Art in Harms’ Way in the Chilliwack gallery

There will be 75 original works by Harms on display, some for sale at the upcoming show Feb. 19 to March 28.

Artist reception for Art in Harms' Way show is set for Saturday

Artist reception for Art in Harms' Way show is set for Saturday

It’s an opportunity to see oil and watercolour paintings by Chilliwack artist and entrepreneur Robert V. Harms.

There will be 75 original works on display, some for sale at the upcoming show.

The exhibit, Art in Harms’ Way, will be at the Chilliwack Gallery in the Chilliwack Cultural Centre from February 19 to March 28. Harms will also be launching a book about his life and his paintings, Works of Consequence.

The artist was born in Swift Current, Saskatchewan in 1940.

He moved to Chilliwack and attended Chilliwack secondary, graduating 1958, 1959 and finally 1960, with a major in Art, before earning a BA in English and Psychology from UBC. He took some Pre-Architectural and Art Design courses and in 1969 he completed his Master’s Degree in School Administration, graduating at the top of his class.

“Not bad for a dyslexic who was considered to be retarded in the first grade,” he laughs.

With all that education he went back to his Alma Mater as a teacher at Chilliwack Senior High School. It was a hesitant start but after two years he was voted the most popular teacher.

His years as an art teacher were very productive. He ran his class like an open studio, frequently working alongside his students. There are many Chilliwack residents in their 30s and 40s who remember Mr. Harms as being a friendly, strict but fair teacher and administrator. Many thank him for steering them towards a career in art and design.

The desire to be a true Renaissance man led him to get involved in professional wrestling. He was known in the ring as the “Magnificent Mennonite – Canada’s Handsomest Athlete: with a body that men feared and women desired.”  His parents always told him that Mennonites were pacifists True to his up bringing, “he would ‘pass a fist’ wherever it was needed to defeat his opponents.”

In his 40th year he realized that he had three bad habits: smoking cigars, drinking coffee and teaching school. He decided to give them all up to develop property.

His first attempt was to develop a motel in which every room would display two original paintings.

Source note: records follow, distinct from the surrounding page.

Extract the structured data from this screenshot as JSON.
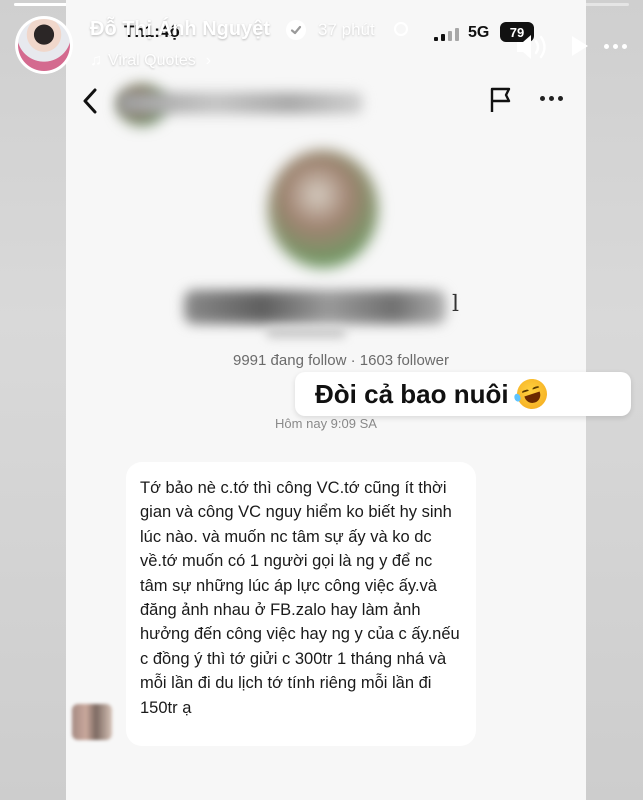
{
  "story": {
    "progress": 0.15,
    "author_name": "Đỗ Thị Ánh Nguyệt",
    "time_ago": "37 phút",
    "music_label": "Viral Quotes",
    "sticker_text": "Đòi cả bao nuôi"
  },
  "screenshot": {
    "status_time": "Th1:4ộ",
    "network": "5G",
    "battery": "79",
    "name_tail": "l",
    "follow_stats": "9991 đang follow · 1603 follower",
    "message_time": "Hôm nay 9:09 SA",
    "message_text": "Tớ bảo nè c.tớ thì công VC.tớ cũng ít thời gian và công VC nguy hiểm ko biết hy sinh lúc nào. và muốn nc tâm sự ấy và ko dc về.tớ muốn có 1 người gọi là ng y để nc tâm sự những lúc áp lực công việc ấy.và đăng ảnh nhau ở FB.zalo hay làm ảnh hưởng đến công việc hay ng y của c ấy.nếu c đồng ý thì tớ giửi c 300tr 1 tháng nhá và mỗi lần đi du lịch tớ tính riêng mỗi lần đi 150tr ạ"
  },
  "icons": {
    "back": "chevron-left-icon",
    "flag": "flag-icon",
    "more": "more-icon",
    "verified": "verified-icon",
    "globe": "globe-icon",
    "music": "music-note-icon",
    "volume": "volume-icon",
    "play": "play-icon",
    "emoji": "rolling-laughing-emoji"
  },
  "colors": {
    "background": "#d6d6d6",
    "bubble": "#ffffff",
    "card": "#f7f7f7"
  }
}
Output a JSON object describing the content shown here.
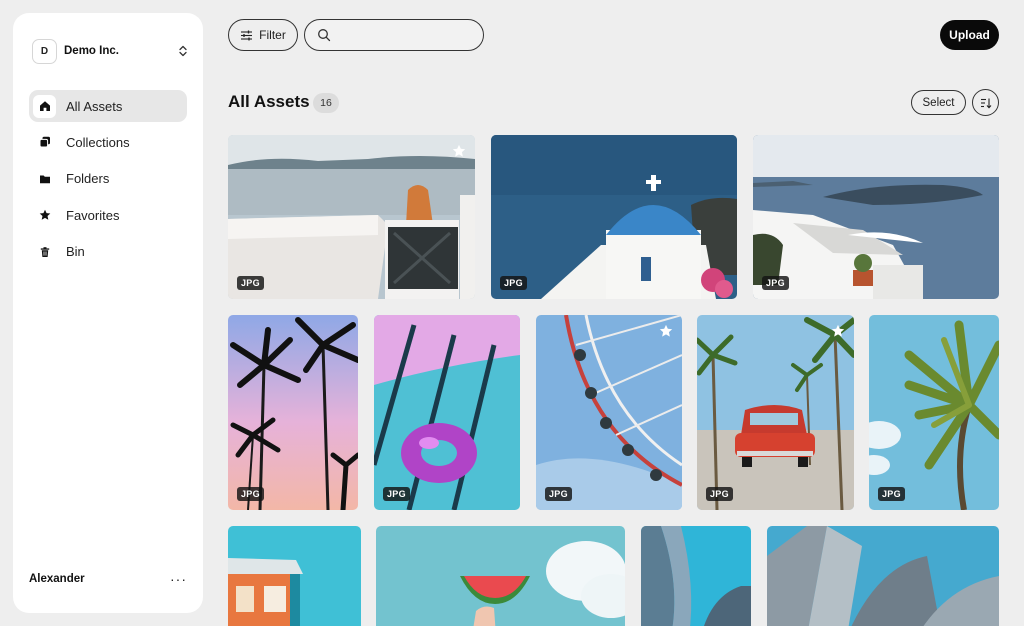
{
  "workspace": {
    "initial": "D",
    "name": "Demo Inc."
  },
  "nav": [
    {
      "label": "All Assets",
      "icon": "home-icon",
      "active": true
    },
    {
      "label": "Collections",
      "icon": "collections-icon"
    },
    {
      "label": "Folders",
      "icon": "folder-icon"
    },
    {
      "label": "Favorites",
      "icon": "star-icon"
    },
    {
      "label": "Bin",
      "icon": "trash-icon"
    }
  ],
  "user": {
    "name": "Alexander",
    "more": "···"
  },
  "toolbar": {
    "filter_label": "Filter",
    "search_placeholder": "",
    "upload_label": "Upload"
  },
  "header": {
    "title": "All Assets",
    "count": "16",
    "select_label": "Select"
  },
  "assets": [
    {
      "name": "santorini-gate",
      "type": "JPG",
      "favorite": true
    },
    {
      "name": "blue-dome-church",
      "type": "JPG",
      "favorite": false
    },
    {
      "name": "white-terrace-sea",
      "type": "JPG",
      "favorite": false
    },
    {
      "name": "palm-silhouettes",
      "type": "JPG",
      "favorite": false
    },
    {
      "name": "pool-float",
      "type": "JPG",
      "favorite": false
    },
    {
      "name": "ferris-wheel",
      "type": "JPG",
      "favorite": true
    },
    {
      "name": "red-vintage-car",
      "type": "JPG",
      "favorite": true
    },
    {
      "name": "palm-tree-sky",
      "type": "JPG",
      "favorite": false
    },
    {
      "name": "lifeguard-hut",
      "type": "",
      "favorite": false
    },
    {
      "name": "watermelon-sky",
      "type": "",
      "favorite": false
    },
    {
      "name": "architecture-curve",
      "type": "",
      "favorite": false
    },
    {
      "name": "metal-building",
      "type": "",
      "favorite": false
    }
  ],
  "colors": {
    "accent": "#0a0a0a",
    "background": "#eeeeee",
    "sidebar": "#ffffff",
    "active_nav": "#e7e7e7"
  }
}
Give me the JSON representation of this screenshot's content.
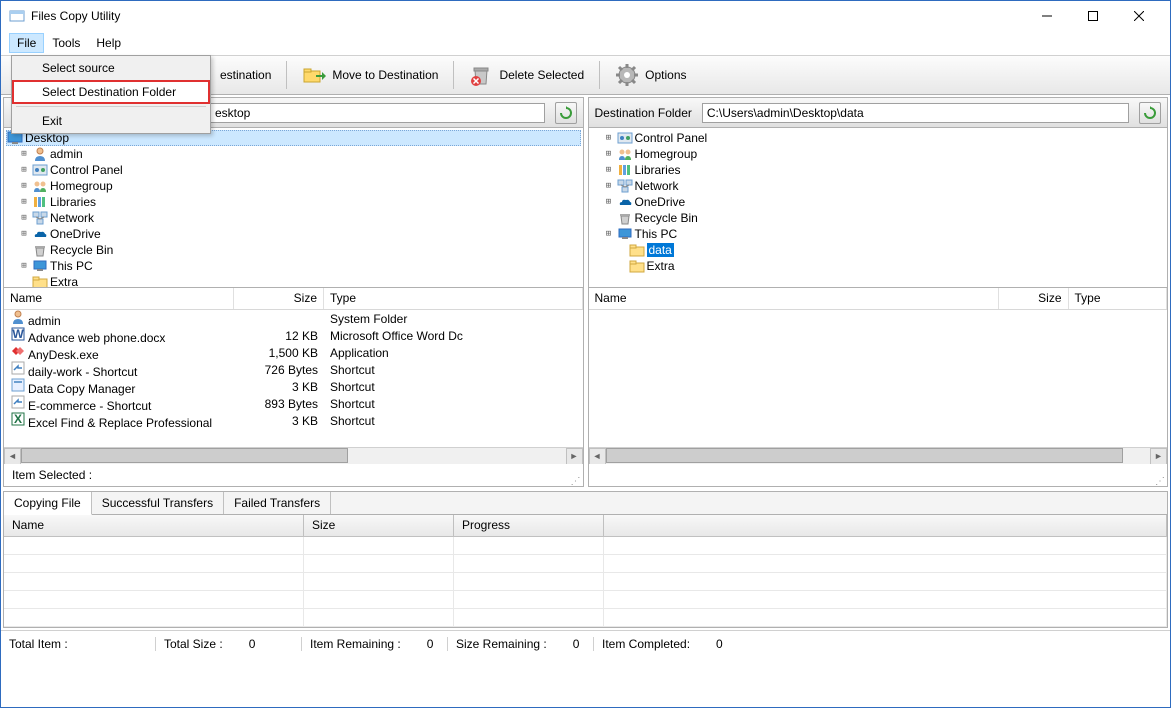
{
  "window": {
    "title": "Files Copy Utility"
  },
  "menubar": {
    "file": "File",
    "tools": "Tools",
    "help": "Help"
  },
  "fileMenu": {
    "select_source": "Select source",
    "select_dest": "Select Destination Folder",
    "exit": "Exit"
  },
  "toolbar": {
    "copy_dest": "estination",
    "move_dest": "Move to Destination",
    "delete_sel": "Delete Selected",
    "options": "Options"
  },
  "leftPane": {
    "header_label": "",
    "path_suffix": "esktop",
    "tree": {
      "root": "Desktop",
      "items": [
        {
          "label": "admin",
          "icon": "user",
          "exp": "+"
        },
        {
          "label": "Control Panel",
          "icon": "cpanel",
          "exp": "+"
        },
        {
          "label": "Homegroup",
          "icon": "homegroup",
          "exp": "+"
        },
        {
          "label": "Libraries",
          "icon": "libraries",
          "exp": "+"
        },
        {
          "label": "Network",
          "icon": "network",
          "exp": "+"
        },
        {
          "label": "OneDrive",
          "icon": "onedrive",
          "exp": "+"
        },
        {
          "label": "Recycle Bin",
          "icon": "recycle",
          "exp": ""
        },
        {
          "label": "This PC",
          "icon": "thispc",
          "exp": "+"
        },
        {
          "label": "Extra",
          "icon": "folder",
          "exp": ""
        }
      ]
    },
    "files": {
      "cols": {
        "name": "Name",
        "size": "Size",
        "type": "Type"
      },
      "rows": [
        {
          "name": "admin",
          "size": "",
          "type": "System Folder",
          "icon": "user"
        },
        {
          "name": "Advance web phone.docx",
          "size": "12 KB",
          "type": "Microsoft Office Word Dc",
          "icon": "word"
        },
        {
          "name": "AnyDesk.exe",
          "size": "1,500 KB",
          "type": "Application",
          "icon": "anydesk"
        },
        {
          "name": "daily-work - Shortcut",
          "size": "726 Bytes",
          "type": "Shortcut",
          "icon": "shortcut"
        },
        {
          "name": "Data Copy Manager",
          "size": "3 KB",
          "type": "Shortcut",
          "icon": "app"
        },
        {
          "name": "E-commerce - Shortcut",
          "size": "893 Bytes",
          "type": "Shortcut",
          "icon": "shortcut"
        },
        {
          "name": "Excel Find & Replace Professional",
          "size": "3 KB",
          "type": "Shortcut",
          "icon": "excel"
        }
      ]
    },
    "status": "Item Selected :"
  },
  "rightPane": {
    "header_label": "Destination Folder",
    "path": "C:\\Users\\admin\\Desktop\\data",
    "tree": {
      "items": [
        {
          "label": "Control Panel",
          "icon": "cpanel",
          "exp": "+",
          "indent": 0
        },
        {
          "label": "Homegroup",
          "icon": "homegroup",
          "exp": "+",
          "indent": 0
        },
        {
          "label": "Libraries",
          "icon": "libraries",
          "exp": "+",
          "indent": 0
        },
        {
          "label": "Network",
          "icon": "network",
          "exp": "+",
          "indent": 0
        },
        {
          "label": "OneDrive",
          "icon": "onedrive",
          "exp": "+",
          "indent": 0
        },
        {
          "label": "Recycle Bin",
          "icon": "recycle",
          "exp": "",
          "indent": 0
        },
        {
          "label": "This PC",
          "icon": "thispc",
          "exp": "+",
          "indent": 0
        },
        {
          "label": "data",
          "icon": "folder",
          "exp": "",
          "indent": 1,
          "selected": true
        },
        {
          "label": "Extra",
          "icon": "folder",
          "exp": "",
          "indent": 1
        }
      ]
    },
    "files": {
      "cols": {
        "name": "Name",
        "size": "Size",
        "type": "Type"
      }
    }
  },
  "tabs": {
    "copying": "Copying File",
    "success": "Successful Transfers",
    "failed": "Failed Transfers",
    "cols": {
      "name": "Name",
      "size": "Size",
      "progress": "Progress"
    }
  },
  "statusbar": {
    "total_item_lbl": "Total Item :",
    "total_item_val": "",
    "total_size_lbl": "Total Size :",
    "total_size_val": "0",
    "remaining_lbl": "Item Remaining :",
    "remaining_val": "0",
    "size_remaining_lbl": "Size Remaining :",
    "size_remaining_val": "0",
    "completed_lbl": "Item Completed:",
    "completed_val": "0"
  }
}
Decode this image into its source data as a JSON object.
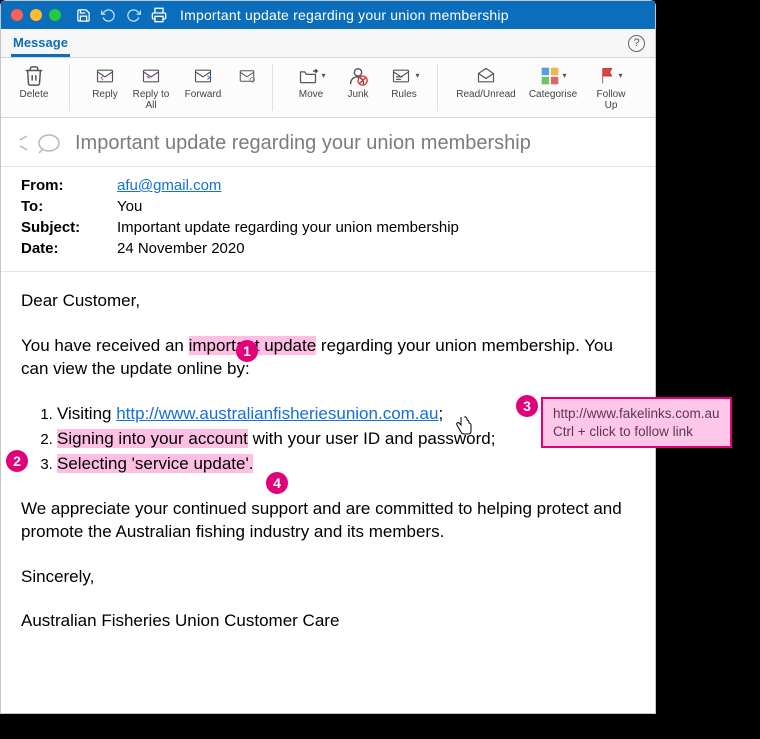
{
  "titlebar": {
    "title": "Important update regarding your union membership"
  },
  "menubar": {
    "tab": "Message"
  },
  "ribbon": {
    "delete": "Delete",
    "reply": "Reply",
    "replyAll": "Reply to All",
    "forward": "Forward",
    "move": "Move",
    "junk": "Junk",
    "rules": "Rules",
    "readUnread": "Read/Unread",
    "categorise": "Categorise",
    "followUp": "Follow Up"
  },
  "subject": "Important update regarding your union membership",
  "headers": {
    "fromLabel": "From:",
    "from": "afu@gmail.com",
    "toLabel": "To:",
    "to": "You",
    "subjectLabel": "Subject:",
    "subject": "Important update regarding your union membership",
    "dateLabel": "Date:",
    "date": "24 November 2020"
  },
  "body": {
    "greeting": "Dear Customer,",
    "intro1": "You have received an ",
    "intro_hl": "important update",
    "intro2": " regarding your union membership. You can view the update online by:",
    "steps_pre1": "Visiting ",
    "step1_link": "http://www.australianfisheriesunion.com.au",
    "step1_post": ";",
    "step2_hl": "Signing into your account",
    "step2_post": " with your user ID and password;",
    "step3_hl": "Selecting 'service update'.",
    "closing1": "We appreciate your continued support and are committed to helping protect and promote the Australian fishing industry and its members.",
    "signoff": "Sincerely,",
    "signature": "Australian Fisheries Union Customer Care"
  },
  "annotations": {
    "b1": "1",
    "b2": "2",
    "b3": "3",
    "b4": "4",
    "tooltip_url": "http://www.fakelinks.com.au",
    "tooltip_hint": "Ctrl + click to follow link"
  }
}
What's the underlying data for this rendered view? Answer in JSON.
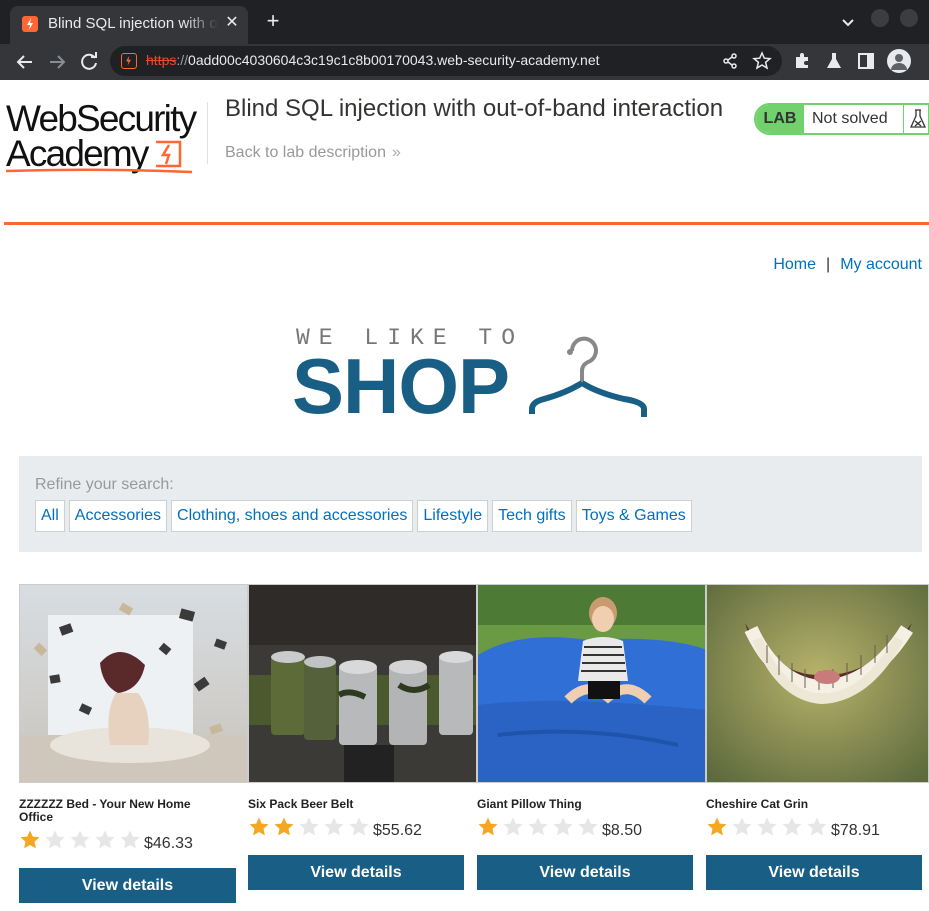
{
  "browser": {
    "tab_title": "Blind SQL injection with out-of-band interaction",
    "url_scheme": "https",
    "url_sep": "://",
    "url_host": "0add00c4030604c3c19c1c8b00170043.web-security-academy.net"
  },
  "academy": {
    "logo_line1": "WebSecurity",
    "logo_line2": "Academy",
    "lab_title": "Blind SQL injection with out-of-band interaction",
    "back_link": "Back to lab description",
    "lab_tag": "LAB",
    "lab_state": "Not solved",
    "brand_color": "#ff6633",
    "status_color": "#70d16d"
  },
  "nav": {
    "home": "Home",
    "separator": "|",
    "account": "My account"
  },
  "banner": {
    "tagline": "WE LIKE TO",
    "headline": "SHOP"
  },
  "filters": {
    "label": "Refine your search:",
    "items": [
      "All",
      "Accessories",
      "Clothing, shoes and accessories",
      "Lifestyle",
      "Tech gifts",
      "Toys & Games"
    ]
  },
  "products": [
    {
      "name": "ZZZZZZ Bed - Your New Home Office",
      "rating": 1,
      "price": "$46.33",
      "button": "View details"
    },
    {
      "name": "Six Pack Beer Belt",
      "rating": 2,
      "price": "$55.62",
      "button": "View details"
    },
    {
      "name": "Giant Pillow Thing",
      "rating": 1,
      "price": "$8.50",
      "button": "View details"
    },
    {
      "name": "Cheshire Cat Grin",
      "rating": 1,
      "price": "$78.91",
      "button": "View details"
    }
  ]
}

The motel was never built but he did create some 60 watercolours, which were eventually displayed along with several mosaics and a thousand pound carving of a Unicorn, at a project that was completed, his nightclub The Blue Unicorn. The Cabaret business allowed him to leave teaching, and eventually also the cabaret business. His investments have allowed him to become the patron of his favorite painter of contemporary oils – himself.

He and his wife of many years currently live on a genteel estate on the Hope River. He built the house on riverfront acreage to showcase his artwork and sense of design. It also contains an art gallery, which is home to the Harms’ permanent collection.  Harms said he likes to think of it as “The Harmitage.”

His paintings have also been exhibited in solo and group shows in Canada and the United States, many have been displayed in private collections all over the world.

Artist reception for Art in Harms’ Way is set for Saturday, Feb. 21 from 1 p.m. to 3 p.m.